From the entries below, tally the lines with "разряд" in them and reply with that figure only.

Extracted records
'''

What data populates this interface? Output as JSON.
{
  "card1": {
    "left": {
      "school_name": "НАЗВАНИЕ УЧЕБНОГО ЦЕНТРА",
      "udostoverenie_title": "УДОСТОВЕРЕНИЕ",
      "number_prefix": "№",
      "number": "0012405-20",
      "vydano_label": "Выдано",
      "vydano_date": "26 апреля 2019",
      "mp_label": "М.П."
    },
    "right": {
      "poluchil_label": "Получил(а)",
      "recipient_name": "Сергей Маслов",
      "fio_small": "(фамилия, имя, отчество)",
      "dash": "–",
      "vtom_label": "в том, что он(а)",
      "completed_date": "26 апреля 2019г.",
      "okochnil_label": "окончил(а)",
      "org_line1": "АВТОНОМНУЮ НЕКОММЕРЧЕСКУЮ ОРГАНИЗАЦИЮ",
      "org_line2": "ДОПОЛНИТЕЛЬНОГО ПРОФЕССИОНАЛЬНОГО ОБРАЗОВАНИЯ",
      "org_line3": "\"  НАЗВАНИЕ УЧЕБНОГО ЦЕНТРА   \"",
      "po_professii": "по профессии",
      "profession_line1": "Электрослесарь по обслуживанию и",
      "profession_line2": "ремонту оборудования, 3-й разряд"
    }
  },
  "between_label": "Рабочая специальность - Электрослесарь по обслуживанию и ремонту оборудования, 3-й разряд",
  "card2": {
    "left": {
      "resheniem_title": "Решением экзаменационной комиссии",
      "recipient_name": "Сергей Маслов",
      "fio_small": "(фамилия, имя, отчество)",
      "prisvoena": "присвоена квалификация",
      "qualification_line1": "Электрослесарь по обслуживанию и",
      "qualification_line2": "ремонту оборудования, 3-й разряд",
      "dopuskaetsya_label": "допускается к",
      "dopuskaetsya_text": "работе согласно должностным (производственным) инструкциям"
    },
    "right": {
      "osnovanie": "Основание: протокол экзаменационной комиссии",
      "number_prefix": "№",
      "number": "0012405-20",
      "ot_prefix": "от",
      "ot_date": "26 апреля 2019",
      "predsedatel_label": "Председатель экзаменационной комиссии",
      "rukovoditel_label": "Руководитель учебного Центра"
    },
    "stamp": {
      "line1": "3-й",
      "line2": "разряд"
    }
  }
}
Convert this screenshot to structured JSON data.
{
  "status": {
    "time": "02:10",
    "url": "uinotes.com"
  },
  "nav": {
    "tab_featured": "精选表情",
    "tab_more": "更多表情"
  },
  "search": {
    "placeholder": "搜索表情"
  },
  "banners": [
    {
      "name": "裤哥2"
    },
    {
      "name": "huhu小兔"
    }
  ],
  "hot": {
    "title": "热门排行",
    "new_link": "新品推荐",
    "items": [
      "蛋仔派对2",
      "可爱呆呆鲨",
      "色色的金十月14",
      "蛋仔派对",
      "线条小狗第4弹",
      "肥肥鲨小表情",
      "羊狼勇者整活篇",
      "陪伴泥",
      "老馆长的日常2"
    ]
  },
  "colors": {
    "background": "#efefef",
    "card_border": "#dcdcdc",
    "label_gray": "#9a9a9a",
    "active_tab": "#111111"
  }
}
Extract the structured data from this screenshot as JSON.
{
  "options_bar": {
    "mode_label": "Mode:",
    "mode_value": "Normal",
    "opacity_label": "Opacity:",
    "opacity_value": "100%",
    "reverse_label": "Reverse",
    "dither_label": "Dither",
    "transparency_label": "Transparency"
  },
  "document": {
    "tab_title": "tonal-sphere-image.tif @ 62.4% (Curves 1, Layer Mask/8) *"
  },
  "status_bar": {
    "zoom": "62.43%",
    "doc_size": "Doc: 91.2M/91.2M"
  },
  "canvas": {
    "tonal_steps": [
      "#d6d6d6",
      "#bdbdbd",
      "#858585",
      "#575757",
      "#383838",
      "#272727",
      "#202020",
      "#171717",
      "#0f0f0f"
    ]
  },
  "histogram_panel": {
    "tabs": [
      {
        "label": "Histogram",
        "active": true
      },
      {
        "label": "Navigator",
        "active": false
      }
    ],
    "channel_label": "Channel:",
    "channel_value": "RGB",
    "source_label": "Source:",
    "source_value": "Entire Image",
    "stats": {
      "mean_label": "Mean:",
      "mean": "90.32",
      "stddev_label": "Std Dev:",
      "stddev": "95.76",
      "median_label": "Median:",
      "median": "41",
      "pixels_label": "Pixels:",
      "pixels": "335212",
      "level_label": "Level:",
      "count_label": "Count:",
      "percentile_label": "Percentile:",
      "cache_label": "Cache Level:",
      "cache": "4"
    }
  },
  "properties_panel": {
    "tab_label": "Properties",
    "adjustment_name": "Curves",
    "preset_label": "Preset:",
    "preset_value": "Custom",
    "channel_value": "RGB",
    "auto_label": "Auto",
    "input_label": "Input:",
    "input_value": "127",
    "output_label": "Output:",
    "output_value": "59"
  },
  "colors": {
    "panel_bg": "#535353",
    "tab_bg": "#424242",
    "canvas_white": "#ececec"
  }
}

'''

## TASK RESPONSE
4